───── Data in this exercise

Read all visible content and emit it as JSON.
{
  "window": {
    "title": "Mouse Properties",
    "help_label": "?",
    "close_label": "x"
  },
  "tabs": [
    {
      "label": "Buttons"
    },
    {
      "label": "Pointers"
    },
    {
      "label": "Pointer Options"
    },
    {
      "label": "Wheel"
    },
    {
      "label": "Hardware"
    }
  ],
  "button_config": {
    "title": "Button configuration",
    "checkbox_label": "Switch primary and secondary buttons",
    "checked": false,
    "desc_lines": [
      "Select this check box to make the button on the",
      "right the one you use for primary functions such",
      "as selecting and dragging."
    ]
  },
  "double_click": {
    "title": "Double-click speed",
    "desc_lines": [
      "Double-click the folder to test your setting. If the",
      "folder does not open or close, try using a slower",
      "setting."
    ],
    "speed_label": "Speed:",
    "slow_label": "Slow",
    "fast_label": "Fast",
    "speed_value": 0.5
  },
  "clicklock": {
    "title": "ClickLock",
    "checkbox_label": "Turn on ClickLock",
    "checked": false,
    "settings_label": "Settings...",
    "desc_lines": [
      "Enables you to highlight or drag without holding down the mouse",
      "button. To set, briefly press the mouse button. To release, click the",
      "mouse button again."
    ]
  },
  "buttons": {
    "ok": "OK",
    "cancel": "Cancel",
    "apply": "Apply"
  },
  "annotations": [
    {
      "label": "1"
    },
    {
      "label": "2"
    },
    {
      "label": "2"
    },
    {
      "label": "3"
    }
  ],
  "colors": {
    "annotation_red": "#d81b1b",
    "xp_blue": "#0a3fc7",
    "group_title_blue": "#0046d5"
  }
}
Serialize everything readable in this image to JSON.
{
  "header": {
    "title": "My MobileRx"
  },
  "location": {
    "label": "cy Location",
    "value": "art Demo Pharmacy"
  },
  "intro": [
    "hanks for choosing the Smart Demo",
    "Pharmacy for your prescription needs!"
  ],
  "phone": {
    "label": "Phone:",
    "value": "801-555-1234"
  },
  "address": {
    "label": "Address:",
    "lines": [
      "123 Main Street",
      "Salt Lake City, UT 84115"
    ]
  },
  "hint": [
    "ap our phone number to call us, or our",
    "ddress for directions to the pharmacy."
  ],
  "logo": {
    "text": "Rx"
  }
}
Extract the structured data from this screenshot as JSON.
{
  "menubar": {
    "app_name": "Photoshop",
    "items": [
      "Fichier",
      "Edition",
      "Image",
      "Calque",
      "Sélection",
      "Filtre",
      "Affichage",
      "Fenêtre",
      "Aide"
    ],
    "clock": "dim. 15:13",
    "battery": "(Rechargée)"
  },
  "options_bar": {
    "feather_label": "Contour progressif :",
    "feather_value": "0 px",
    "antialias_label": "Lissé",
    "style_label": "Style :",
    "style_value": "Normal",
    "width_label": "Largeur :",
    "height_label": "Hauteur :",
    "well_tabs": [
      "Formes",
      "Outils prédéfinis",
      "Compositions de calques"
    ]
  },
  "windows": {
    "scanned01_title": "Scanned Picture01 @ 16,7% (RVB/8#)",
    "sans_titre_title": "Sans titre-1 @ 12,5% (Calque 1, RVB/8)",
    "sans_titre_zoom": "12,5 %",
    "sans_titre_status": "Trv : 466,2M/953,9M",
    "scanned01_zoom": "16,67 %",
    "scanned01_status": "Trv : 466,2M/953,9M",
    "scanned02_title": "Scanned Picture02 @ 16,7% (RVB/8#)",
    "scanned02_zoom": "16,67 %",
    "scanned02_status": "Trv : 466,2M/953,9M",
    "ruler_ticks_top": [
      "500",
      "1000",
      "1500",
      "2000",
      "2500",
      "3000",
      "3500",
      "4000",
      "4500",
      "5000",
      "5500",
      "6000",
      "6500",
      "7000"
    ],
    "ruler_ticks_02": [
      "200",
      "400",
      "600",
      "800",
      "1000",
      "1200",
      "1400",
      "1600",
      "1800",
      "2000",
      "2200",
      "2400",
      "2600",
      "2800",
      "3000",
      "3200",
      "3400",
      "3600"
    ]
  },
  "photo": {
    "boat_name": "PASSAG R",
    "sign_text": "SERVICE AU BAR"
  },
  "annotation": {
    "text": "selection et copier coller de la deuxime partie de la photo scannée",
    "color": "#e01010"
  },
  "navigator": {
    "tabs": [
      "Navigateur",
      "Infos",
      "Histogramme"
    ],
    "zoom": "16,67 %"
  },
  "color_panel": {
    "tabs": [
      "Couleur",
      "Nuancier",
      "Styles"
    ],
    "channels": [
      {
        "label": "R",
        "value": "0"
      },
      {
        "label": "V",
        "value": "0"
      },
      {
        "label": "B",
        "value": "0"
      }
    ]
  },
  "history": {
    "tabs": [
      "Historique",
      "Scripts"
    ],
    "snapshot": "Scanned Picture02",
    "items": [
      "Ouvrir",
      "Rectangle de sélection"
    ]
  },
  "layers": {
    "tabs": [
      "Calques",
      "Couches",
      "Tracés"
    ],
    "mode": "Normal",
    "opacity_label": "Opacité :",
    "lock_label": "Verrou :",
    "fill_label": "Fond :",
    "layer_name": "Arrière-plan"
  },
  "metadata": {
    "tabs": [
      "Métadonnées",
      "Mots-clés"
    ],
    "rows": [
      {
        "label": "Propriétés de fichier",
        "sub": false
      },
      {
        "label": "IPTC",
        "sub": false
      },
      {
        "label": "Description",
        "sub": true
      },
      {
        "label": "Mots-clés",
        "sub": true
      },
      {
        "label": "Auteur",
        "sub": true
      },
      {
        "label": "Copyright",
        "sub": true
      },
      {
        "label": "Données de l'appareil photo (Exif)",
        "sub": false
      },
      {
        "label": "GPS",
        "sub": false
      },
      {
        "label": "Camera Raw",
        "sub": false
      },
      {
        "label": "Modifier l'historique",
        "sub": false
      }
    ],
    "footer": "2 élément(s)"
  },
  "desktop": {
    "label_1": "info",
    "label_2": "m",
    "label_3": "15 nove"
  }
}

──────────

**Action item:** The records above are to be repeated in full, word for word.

**Your solution:**
Read all visible content and emit it as JSON.
{
  "window": {
    "title": "Mouse Properties",
    "help_label": "?",
    "close_label": "x"
  },
  "tabs": [
    {
      "label": "Buttons"
    },
    {
      "label": "Pointers"
    },
    {
      "label": "Pointer Options"
    },
    {
      "label": "Wheel"
    },
    {
      "label": "Hardware"
    }
  ],
  "button_config": {
    "title": "Button configuration",
    "checkbox_label": "Switch primary and secondary buttons",
    "checked": false,
    "desc_lines": [
      "Select this check box to make the button on the",
      "right the one you use for primary functions such",
      "as selecting and dragging."
    ]
  },
  "double_click": {
    "title": "Double-click speed",
    "desc_lines": [
      "Double-click the folder to test your setting. If the",
      "folder does not open or close, try using a slower",
      "setting."
    ],
    "speed_label": "Speed:",
    "slow_label": "Slow",
    "fast_label": "Fast",
    "speed_value": 0.5
  },
  "clicklock": {
    "title": "ClickLock",
    "checkbox_label": "Turn on ClickLock",
    "checked": false,
    "settings_label": "Settings...",
    "desc_lines": [
      "Enables you to highlight or drag without holding down the mouse",
      "button. To set, briefly press the mouse button. To release, click the",
      "mouse button again."
    ]
  },
  "buttons": {
    "ok": "OK",
    "cancel": "Cancel",
    "apply": "Apply"
  },
  "annotations": [
    {
      "label": "1"
    },
    {
      "label": "2"
    },
    {
      "label": "2"
    },
    {
      "label": "3"
    }
  ],
  "colors": {
    "annotation_red": "#d81b1b",
    "xp_blue": "#0a3fc7",
    "group_title_blue": "#0046d5"
  }
}
Serialize everything readable in this image to JSON.
{
  "header": {
    "title": "My MobileRx"
  },
  "location": {
    "label": "cy Location",
    "value": "art Demo Pharmacy"
  },
  "intro": [
    "hanks for choosing the Smart Demo",
    "Pharmacy for your prescription needs!"
  ],
  "phone": {
    "label": "Phone:",
    "value": "801-555-1234"
  },
  "address": {
    "label": "Address:",
    "lines": [
      "123 Main Street",
      "Salt Lake City, UT 84115"
    ]
  },
  "hint": [
    "ap our phone number to call us, or our",
    "ddress for directions to the pharmacy."
  ],
  "logo": {
    "text": "Rx"
  }
}
Extract the structured data from this screenshot as JSON.
{
  "menubar": {
    "app_name": "Photoshop",
    "items": [
      "Fichier",
      "Edition",
      "Image",
      "Calque",
      "Sélection",
      "Filtre",
      "Affichage",
      "Fenêtre",
      "Aide"
    ],
    "clock": "dim. 15:13",
    "battery": "(Rechargée)"
  },
  "options_bar": {
    "feather_label": "Contour progressif :",
    "feather_value": "0 px",
    "antialias_label": "Lissé",
    "style_label": "Style :",
    "style_value": "Normal",
    "width_label": "Largeur :",
    "height_label": "Hauteur :",
    "well_tabs": [
      "Formes",
      "Outils prédéfinis",
      "Compositions de calques"
    ]
  },
  "windows": {
    "scanned01_title": "Scanned Picture01 @ 16,7% (RVB/8#)",
    "sans_titre_title": "Sans titre-1 @ 12,5% (Calque 1, RVB/8)",
    "sans_titre_zoom": "12,5 %",
    "sans_titre_status": "Trv : 466,2M/953,9M",
    "scanned01_zoom": "16,67 %",
    "scanned01_status": "Trv : 466,2M/953,9M",
    "scanned02_title": "Scanned Picture02 @ 16,7% (RVB/8#)",
    "scanned02_zoom": "16,67 %",
    "scanned02_status": "Trv : 466,2M/953,9M",
    "ruler_ticks_top": [
      "500",
      "1000",
      "1500",
      "2000",
      "2500",
      "3000",
      "3500",
      "4000",
      "4500",
      "5000",
      "5500",
      "6000",
      "6500",
      "7000"
    ],
    "ruler_ticks_02": [
      "200",
      "400",
      "600",
      "800",
      "1000",
      "1200",
      "1400",
      "1600",
      "1800",
      "2000",
      "2200",
      "2400",
      "2600",
      "2800",
      "3000",
      "3200",
      "3400",
      "3600"
    ]
  },
  "photo": {
    "boat_name": "PASSAG R",
    "sign_text": "SERVICE AU BAR"
  },
  "annotation": {
    "text": "selection et copier coller de la deuxime partie de la photo scannée",
    "color": "#e01010"
  },
  "navigator": {
    "tabs": [
      "Navigateur",
      "Infos",
      "Histogramme"
    ],
    "zoom": "16,67 %"
  },
  "color_panel": {
    "tabs": [
      "Couleur",
      "Nuancier",
      "Styles"
    ],
    "channels": [
      {
        "label": "R",
        "value": "0"
      },
      {
        "label": "V",
        "value": "0"
      },
      {
        "label": "B",
        "value": "0"
      }
    ]
  },
  "history": {
    "tabs": [
      "Historique",
      "Scripts"
    ],
    "snapshot": "Scanned Picture02",
    "items": [
      "Ouvrir",
      "Rectangle de sélection"
    ]
  },
  "layers": {
    "tabs": [
      "Calques",
      "Couches",
      "Tracés"
    ],
    "mode": "Normal",
    "opacity_label": "Opacité :",
    "lock_label": "Verrou :",
    "fill_label": "Fond :",
    "layer_name": "Arrière-plan"
  },
  "metadata": {
    "tabs": [
      "Métadonnées",
      "Mots-clés"
    ],
    "rows": [
      {
        "label": "Propriétés de fichier",
        "sub": false
      },
      {
        "label": "IPTC",
        "sub": false
      },
      {
        "label": "Description",
        "sub": true
      },
      {
        "label": "Mots-clés",
        "sub": true
      },
      {
        "label": "Auteur",
        "sub": true
      },
      {
        "label": "Copyright",
        "sub": true
      },
      {
        "label": "Données de l'appareil photo (Exif)",
        "sub": false
      },
      {
        "label": "GPS",
        "sub": false
      },
      {
        "label": "Camera Raw",
        "sub": false
      },
      {
        "label": "Modifier l'historique",
        "sub": false
      }
    ],
    "footer": "2 élément(s)"
  },
  "desktop": {
    "label_1": "info",
    "label_2": "m",
    "label_3": "15 nove"
  }
}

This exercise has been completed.